(Stored data)
- Opening Delimiter -

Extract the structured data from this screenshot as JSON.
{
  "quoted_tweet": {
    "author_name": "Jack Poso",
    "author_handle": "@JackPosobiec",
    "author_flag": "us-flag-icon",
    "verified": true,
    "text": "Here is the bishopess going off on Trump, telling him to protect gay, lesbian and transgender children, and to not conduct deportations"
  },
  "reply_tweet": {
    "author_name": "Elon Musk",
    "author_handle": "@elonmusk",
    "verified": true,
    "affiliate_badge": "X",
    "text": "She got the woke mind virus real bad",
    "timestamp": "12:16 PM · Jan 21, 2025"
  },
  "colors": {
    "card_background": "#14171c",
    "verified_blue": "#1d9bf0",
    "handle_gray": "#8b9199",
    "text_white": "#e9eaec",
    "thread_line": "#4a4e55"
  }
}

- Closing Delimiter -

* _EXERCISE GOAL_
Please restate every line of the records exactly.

* _TASK SOLUTION_
Extract the structured data from this screenshot as JSON.
{
  "quoted_tweet": {
    "author_name": "Jack Poso",
    "author_handle": "@JackPosobiec",
    "author_flag": "us-flag-icon",
    "verified": true,
    "text": "Here is the bishopess going off on Trump, telling him to protect gay, lesbian and transgender children, and to not conduct deportations"
  },
  "reply_tweet": {
    "author_name": "Elon Musk",
    "author_handle": "@elonmusk",
    "verified": true,
    "affiliate_badge": "X",
    "text": "She got the woke mind virus real bad",
    "timestamp": "12:16 PM · Jan 21, 2025"
  },
  "colors": {
    "card_background": "#14171c",
    "verified_blue": "#1d9bf0",
    "handle_gray": "#8b9199",
    "text_white": "#e9eaec",
    "thread_line": "#4a4e55"
  }
}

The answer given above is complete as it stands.